HOPES have been raised that European fishing laws, which force trawlermen to throw dead and dying fish overboard, could be overhauled.
Cllr Peter Popple, who represents the Northstead ward on Scarborough Council and holds the cabinet portfolio for harbours, wrote to Maria Damanaki, the EU Fisheries Commissioner, in December.
He told her of the “devastating impact” of the rules on the fishing fleet in Scarborough and its surrounding areas.
Fishermen are often forced to discard perfectly good fish to fall into line with fishing quotas. Quotas were introduced in an attempt to protect fish stocks and prevent overfishing.
In her reply to Cllr Popple, Commissioner Damanaki agreed that the EU’s common fisheries policy was in need of reform.
She said: “Tackling discards has been high on my agenda since I have taken office last year and I cannot agree with you more that we must eradicate this wasteful practice.
“I consider it a shameful waste that cannot be justified and that should certainly not be encouraged by EU or any other legislation.”
She said that in a review of fishing policy, due later this year, she would make concrete proposals which would mean fishermen were no longer forced to discard fish.
Commissioner Damanaki added: “I would like to inform you that we are currently working on reforming our policy to make it simpler, more effective, less top down and to give Member States in the EU more play in implementing it and taking local decisions.
“I am heartened by the interest that you and many citizens in the UK and other Member States take in this problem of reforming this policy and tackling discards of dead fish.”
Cllr Popple, who is also chairman of the Whitby Harbour Board, welcomed the response, calling it a “welcome re-think” by the EU.
He also revealed that he has invited Commissioner Damanaki to the borough of Scarborough to meet the area’s fishermen in person, and said he would be keen to go to Brussels himself if invited.
Cllr Popple said: “I wrote to Commissioner Maria Damanaki outlining the dire consequences EU fisheries policy has had on our fishing fleets, bringing them to the verge of collapse and bankruptcy.
“It takes a long time in Brussels to change things, but at least they have acknowledged the policy isn’t working.
“I do intend on keeping up our fight against the common fisheries policy until it has been discontinued and reformed.
“If we lose our trawlers it will change the character of our harbours forever.”
During the 1980s, 130 trawlers fished out of Scarborough, Whitby and Bridlington.
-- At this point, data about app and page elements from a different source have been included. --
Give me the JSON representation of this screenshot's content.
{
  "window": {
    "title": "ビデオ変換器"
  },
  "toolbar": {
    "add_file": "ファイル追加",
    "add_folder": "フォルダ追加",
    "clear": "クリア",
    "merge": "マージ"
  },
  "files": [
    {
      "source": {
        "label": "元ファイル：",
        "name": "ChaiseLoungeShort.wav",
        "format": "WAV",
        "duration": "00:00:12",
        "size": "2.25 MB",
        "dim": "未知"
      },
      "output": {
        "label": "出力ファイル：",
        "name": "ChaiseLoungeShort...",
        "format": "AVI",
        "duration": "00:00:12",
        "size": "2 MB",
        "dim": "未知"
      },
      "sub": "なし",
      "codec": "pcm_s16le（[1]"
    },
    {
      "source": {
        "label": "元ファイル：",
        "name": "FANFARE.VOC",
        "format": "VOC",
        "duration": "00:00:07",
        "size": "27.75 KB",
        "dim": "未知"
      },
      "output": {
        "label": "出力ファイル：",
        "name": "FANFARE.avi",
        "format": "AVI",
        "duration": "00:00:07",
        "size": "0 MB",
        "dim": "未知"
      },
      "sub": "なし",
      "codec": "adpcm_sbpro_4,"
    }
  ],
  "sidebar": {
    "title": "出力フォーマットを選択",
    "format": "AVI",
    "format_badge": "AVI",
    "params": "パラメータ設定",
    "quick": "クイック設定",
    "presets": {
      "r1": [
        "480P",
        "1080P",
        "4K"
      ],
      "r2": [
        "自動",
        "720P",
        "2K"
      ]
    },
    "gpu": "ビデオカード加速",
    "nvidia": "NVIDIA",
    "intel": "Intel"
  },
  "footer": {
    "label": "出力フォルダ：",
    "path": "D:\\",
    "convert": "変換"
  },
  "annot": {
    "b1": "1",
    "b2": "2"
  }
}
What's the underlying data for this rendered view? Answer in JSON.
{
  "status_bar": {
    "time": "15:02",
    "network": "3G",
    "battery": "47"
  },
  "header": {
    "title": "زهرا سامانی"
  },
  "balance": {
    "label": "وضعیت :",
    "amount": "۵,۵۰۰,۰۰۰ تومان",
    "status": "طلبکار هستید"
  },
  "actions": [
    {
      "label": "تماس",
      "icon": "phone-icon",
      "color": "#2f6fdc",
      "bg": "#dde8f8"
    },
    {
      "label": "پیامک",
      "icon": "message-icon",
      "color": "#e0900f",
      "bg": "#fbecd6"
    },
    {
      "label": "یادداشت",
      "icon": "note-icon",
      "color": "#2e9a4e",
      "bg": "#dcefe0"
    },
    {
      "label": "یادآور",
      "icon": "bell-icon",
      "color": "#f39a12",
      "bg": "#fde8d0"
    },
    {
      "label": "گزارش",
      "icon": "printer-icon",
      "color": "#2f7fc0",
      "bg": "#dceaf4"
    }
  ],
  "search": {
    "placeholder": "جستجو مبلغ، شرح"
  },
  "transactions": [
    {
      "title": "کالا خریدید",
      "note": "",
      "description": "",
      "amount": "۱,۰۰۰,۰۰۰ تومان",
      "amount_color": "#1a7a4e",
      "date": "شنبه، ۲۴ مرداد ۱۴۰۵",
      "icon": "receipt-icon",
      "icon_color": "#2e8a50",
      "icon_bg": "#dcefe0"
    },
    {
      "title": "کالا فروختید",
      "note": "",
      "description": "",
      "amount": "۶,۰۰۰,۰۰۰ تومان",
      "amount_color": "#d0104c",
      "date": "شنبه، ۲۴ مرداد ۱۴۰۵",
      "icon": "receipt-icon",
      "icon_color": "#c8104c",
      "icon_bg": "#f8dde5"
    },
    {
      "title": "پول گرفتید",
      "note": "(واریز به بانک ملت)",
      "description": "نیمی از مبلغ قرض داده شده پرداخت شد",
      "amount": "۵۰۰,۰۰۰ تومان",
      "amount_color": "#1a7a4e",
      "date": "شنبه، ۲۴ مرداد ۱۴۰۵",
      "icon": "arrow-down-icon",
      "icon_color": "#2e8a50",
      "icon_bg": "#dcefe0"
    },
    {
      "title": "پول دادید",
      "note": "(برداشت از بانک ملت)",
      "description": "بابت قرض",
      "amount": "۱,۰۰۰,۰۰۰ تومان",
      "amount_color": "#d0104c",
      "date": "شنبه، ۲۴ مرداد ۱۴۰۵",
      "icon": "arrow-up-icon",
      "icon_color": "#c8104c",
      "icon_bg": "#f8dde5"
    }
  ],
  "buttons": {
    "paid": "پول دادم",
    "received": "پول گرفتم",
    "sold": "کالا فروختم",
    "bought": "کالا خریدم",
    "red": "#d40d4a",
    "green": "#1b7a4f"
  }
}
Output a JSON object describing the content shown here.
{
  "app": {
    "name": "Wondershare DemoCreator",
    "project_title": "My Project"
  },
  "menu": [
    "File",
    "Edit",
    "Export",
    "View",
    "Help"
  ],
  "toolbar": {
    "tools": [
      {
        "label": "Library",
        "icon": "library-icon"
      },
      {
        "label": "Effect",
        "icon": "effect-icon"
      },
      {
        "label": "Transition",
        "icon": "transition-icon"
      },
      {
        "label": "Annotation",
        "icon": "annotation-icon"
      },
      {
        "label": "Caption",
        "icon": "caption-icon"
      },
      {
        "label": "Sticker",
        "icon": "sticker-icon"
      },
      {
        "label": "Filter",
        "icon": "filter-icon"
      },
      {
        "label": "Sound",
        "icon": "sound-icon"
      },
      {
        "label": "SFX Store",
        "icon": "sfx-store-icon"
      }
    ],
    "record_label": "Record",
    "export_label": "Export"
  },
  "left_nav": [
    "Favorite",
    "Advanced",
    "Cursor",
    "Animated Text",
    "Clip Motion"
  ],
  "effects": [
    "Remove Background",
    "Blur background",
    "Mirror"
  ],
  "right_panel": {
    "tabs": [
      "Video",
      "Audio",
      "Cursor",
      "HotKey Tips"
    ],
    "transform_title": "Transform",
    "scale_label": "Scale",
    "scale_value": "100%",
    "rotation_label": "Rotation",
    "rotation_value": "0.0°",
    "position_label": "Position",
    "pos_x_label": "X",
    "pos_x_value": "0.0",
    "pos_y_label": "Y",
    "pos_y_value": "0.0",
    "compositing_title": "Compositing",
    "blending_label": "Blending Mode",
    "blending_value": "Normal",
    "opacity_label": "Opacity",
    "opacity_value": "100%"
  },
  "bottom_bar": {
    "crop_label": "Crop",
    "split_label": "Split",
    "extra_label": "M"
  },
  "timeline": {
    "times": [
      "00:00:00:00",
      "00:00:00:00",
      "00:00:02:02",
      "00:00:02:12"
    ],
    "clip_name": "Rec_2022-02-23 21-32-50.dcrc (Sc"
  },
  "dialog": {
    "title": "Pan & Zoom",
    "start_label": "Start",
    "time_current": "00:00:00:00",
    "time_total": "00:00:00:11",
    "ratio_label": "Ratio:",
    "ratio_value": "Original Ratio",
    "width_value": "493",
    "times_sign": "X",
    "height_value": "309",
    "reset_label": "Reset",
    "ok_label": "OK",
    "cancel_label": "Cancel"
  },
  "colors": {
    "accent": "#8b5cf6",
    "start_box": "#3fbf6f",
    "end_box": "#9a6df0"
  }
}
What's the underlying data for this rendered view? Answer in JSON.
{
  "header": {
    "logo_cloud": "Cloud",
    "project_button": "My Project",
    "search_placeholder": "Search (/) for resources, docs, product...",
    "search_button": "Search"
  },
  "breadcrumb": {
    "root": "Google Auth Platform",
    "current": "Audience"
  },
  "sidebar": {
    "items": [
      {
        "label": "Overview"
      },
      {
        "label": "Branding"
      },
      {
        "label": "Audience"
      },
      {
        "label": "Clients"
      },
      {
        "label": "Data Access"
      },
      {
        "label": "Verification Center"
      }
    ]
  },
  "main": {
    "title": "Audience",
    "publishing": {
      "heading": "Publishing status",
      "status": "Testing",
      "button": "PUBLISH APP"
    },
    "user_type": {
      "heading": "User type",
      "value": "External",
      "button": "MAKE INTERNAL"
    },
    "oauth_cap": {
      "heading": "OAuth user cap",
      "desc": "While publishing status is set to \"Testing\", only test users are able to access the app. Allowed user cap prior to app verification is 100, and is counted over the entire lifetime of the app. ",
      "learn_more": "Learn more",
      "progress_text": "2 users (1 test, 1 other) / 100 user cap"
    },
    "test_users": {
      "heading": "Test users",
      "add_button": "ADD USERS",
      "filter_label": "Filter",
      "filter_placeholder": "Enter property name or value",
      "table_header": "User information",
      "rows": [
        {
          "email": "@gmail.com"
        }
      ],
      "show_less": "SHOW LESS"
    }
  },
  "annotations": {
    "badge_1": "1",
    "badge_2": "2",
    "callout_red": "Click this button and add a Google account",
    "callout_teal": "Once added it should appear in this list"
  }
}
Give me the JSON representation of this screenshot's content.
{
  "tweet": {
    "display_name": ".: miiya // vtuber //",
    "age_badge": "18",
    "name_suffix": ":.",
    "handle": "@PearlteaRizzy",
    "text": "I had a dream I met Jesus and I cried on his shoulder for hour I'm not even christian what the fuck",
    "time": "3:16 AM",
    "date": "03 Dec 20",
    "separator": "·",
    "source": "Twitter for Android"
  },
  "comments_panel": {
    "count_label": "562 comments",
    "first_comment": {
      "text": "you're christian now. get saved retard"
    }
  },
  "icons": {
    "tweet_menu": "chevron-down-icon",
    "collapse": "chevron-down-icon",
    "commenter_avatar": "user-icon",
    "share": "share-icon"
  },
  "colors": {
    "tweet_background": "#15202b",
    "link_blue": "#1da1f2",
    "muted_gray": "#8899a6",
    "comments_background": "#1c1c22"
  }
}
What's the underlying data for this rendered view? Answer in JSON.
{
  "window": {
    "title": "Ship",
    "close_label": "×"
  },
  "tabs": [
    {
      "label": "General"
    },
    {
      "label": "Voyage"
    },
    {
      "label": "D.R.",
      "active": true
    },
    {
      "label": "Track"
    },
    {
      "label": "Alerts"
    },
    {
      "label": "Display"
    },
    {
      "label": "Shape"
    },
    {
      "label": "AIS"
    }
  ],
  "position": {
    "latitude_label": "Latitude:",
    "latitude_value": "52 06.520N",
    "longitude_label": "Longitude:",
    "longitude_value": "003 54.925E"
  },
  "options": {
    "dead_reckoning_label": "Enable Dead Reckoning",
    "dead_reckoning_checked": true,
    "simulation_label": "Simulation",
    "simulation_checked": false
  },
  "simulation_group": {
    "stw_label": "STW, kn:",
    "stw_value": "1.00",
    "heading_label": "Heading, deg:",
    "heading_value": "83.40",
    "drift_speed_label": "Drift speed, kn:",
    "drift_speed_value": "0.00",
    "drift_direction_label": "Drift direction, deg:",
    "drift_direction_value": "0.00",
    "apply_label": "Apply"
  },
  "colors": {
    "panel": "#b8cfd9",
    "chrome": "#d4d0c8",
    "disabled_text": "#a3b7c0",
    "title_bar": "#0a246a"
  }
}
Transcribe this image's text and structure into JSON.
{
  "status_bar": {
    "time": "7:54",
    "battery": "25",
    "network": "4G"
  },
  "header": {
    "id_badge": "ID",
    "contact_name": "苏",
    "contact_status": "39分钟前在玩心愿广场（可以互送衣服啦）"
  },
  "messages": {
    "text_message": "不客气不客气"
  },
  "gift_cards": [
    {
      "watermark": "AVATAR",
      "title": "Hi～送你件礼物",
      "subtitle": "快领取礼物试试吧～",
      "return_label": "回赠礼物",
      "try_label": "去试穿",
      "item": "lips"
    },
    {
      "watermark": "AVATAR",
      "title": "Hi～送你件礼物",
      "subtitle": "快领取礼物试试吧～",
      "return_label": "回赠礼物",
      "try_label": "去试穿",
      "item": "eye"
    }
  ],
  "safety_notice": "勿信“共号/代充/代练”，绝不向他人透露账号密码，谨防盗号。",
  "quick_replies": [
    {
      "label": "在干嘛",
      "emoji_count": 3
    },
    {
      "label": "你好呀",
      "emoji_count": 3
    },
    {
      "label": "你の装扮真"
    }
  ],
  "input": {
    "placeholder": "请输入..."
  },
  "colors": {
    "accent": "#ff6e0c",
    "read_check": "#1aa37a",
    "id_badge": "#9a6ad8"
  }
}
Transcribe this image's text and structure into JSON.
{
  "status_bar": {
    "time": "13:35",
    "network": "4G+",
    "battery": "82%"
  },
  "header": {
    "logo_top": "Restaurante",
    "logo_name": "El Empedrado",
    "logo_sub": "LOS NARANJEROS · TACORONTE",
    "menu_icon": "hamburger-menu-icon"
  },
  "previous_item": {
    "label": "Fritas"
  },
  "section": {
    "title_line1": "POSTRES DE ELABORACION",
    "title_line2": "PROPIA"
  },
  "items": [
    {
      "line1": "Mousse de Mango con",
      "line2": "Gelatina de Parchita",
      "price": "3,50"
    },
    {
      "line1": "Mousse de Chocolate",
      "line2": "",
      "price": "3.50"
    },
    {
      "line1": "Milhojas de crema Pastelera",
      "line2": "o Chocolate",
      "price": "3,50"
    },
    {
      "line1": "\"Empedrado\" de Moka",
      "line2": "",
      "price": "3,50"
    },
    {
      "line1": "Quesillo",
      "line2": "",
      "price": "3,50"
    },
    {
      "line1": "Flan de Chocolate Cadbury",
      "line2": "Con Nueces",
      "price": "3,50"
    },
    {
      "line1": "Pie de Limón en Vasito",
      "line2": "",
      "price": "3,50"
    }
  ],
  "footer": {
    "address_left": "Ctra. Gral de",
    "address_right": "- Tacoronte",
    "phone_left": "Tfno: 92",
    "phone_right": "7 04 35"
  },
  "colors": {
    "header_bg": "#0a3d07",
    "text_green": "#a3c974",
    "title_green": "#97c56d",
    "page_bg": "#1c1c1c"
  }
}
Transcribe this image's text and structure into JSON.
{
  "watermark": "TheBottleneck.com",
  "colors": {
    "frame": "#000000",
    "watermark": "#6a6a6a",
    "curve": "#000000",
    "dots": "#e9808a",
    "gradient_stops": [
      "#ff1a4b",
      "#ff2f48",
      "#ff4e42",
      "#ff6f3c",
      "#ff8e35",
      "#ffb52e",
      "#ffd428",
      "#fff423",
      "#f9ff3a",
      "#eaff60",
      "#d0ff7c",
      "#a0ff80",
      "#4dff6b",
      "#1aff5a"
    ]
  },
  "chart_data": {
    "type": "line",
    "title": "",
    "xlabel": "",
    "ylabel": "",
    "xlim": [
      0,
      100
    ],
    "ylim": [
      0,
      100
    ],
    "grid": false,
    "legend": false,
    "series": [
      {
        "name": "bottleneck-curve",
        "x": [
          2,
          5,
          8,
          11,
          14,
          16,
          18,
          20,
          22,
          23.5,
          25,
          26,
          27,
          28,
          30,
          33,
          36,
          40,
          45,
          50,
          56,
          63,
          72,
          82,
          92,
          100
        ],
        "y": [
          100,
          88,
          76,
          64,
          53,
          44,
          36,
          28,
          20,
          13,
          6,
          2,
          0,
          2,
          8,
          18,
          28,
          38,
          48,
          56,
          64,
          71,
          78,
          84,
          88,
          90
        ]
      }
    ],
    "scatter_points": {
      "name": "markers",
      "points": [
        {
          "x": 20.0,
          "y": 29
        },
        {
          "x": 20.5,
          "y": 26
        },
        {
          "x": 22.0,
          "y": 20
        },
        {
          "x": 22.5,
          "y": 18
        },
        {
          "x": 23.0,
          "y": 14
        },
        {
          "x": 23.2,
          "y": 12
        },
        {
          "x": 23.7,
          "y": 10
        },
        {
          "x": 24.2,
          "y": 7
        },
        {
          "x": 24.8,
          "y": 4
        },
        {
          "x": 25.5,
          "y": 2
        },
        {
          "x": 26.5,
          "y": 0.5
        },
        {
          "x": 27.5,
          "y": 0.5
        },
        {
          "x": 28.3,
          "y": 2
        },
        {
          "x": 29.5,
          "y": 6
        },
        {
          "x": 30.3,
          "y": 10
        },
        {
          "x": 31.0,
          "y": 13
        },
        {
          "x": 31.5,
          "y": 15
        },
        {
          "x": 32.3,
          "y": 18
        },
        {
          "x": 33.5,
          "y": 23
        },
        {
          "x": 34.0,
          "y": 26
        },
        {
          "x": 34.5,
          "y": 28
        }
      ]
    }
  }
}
That figure has fallen to 12, with only eight remaining in Scarborough.
Many of the town’s fishermen blame European fishing policy for the dramatic decline. As well as fishing quotas, the number of days which fishermen are allowed to spend at sea is also limited.
The proposed reforms will be put before the European parliament within two years.